§ What to do
Make a verbatim copy of the records; pictures stay out.

*** Opening of Data listing ***

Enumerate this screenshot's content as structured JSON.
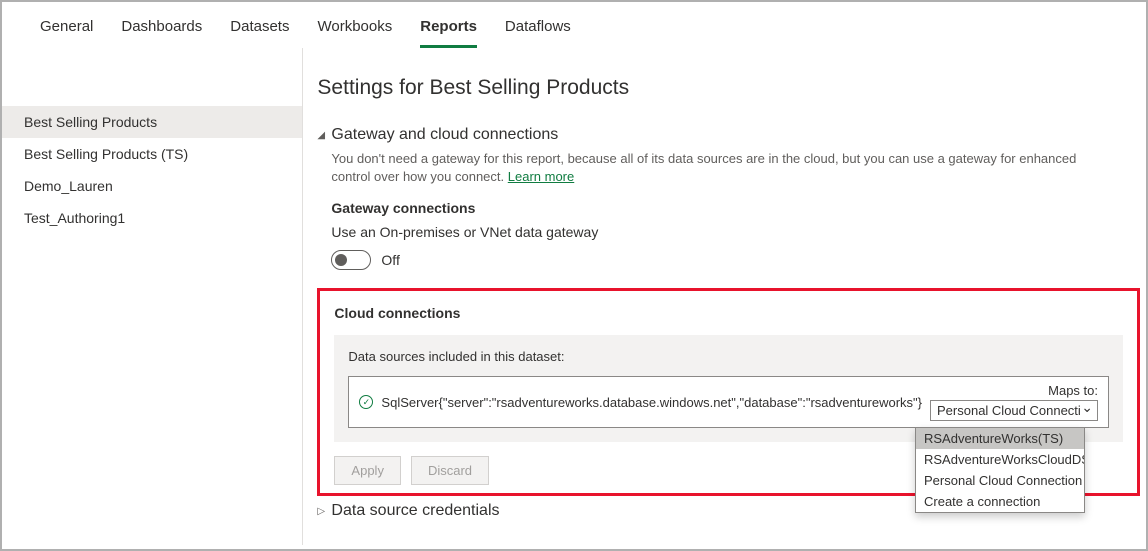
{
  "tabs": {
    "items": [
      {
        "label": "General"
      },
      {
        "label": "Dashboards"
      },
      {
        "label": "Datasets"
      },
      {
        "label": "Workbooks"
      },
      {
        "label": "Reports"
      },
      {
        "label": "Dataflows"
      }
    ]
  },
  "sidebar": {
    "items": [
      {
        "label": "Best Selling Products"
      },
      {
        "label": "Best Selling Products (TS)"
      },
      {
        "label": "Demo_Lauren"
      },
      {
        "label": "Test_Authoring1"
      }
    ]
  },
  "main": {
    "title": "Settings for Best Selling Products",
    "gateway_section": {
      "header": "Gateway and cloud connections",
      "description": "You don't need a gateway for this report, because all of its data sources are in the cloud, but you can use a gateway for enhanced control over how you connect.",
      "learn_more": "Learn more",
      "gateway_title": "Gateway connections",
      "gateway_text": "Use an On-premises or VNet data gateway",
      "toggle_state": "Off",
      "cloud_title": "Cloud connections",
      "cloud_panel_label": "Data sources included in this dataset:",
      "datasource": "SqlServer{\"server\":\"rsadventureworks.database.windows.net\",\"database\":\"rsadventureworks\"}",
      "maps_to_label": "Maps to:",
      "maps_to_value": "Personal Cloud Connecti",
      "dropdown_options": [
        "RSAdventureWorks(TS)",
        "RSAdventureWorksCloudDS",
        "Personal Cloud Connection",
        "Create a connection"
      ],
      "apply_label": "Apply",
      "discard_label": "Discard"
    },
    "credentials_section": {
      "header": "Data source credentials"
    }
  }
}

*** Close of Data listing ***

§ Response for this exercise
Enumerate this screenshot's content as structured JSON.
{
  "tabs": {
    "items": [
      {
        "label": "General"
      },
      {
        "label": "Dashboards"
      },
      {
        "label": "Datasets"
      },
      {
        "label": "Workbooks"
      },
      {
        "label": "Reports"
      },
      {
        "label": "Dataflows"
      }
    ]
  },
  "sidebar": {
    "items": [
      {
        "label": "Best Selling Products"
      },
      {
        "label": "Best Selling Products (TS)"
      },
      {
        "label": "Demo_Lauren"
      },
      {
        "label": "Test_Authoring1"
      }
    ]
  },
  "main": {
    "title": "Settings for Best Selling Products",
    "gateway_section": {
      "header": "Gateway and cloud connections",
      "description": "You don't need a gateway for this report, because all of its data sources are in the cloud, but you can use a gateway for enhanced control over how you connect.",
      "learn_more": "Learn more",
      "gateway_title": "Gateway connections",
      "gateway_text": "Use an On-premises or VNet data gateway",
      "toggle_state": "Off",
      "cloud_title": "Cloud connections",
      "cloud_panel_label": "Data sources included in this dataset:",
      "datasource": "SqlServer{\"server\":\"rsadventureworks.database.windows.net\",\"database\":\"rsadventureworks\"}",
      "maps_to_label": "Maps to:",
      "maps_to_value": "Personal Cloud Connecti",
      "dropdown_options": [
        "RSAdventureWorks(TS)",
        "RSAdventureWorksCloudDS",
        "Personal Cloud Connection",
        "Create a connection"
      ],
      "apply_label": "Apply",
      "discard_label": "Discard"
    },
    "credentials_section": {
      "header": "Data source credentials"
    }
  }
}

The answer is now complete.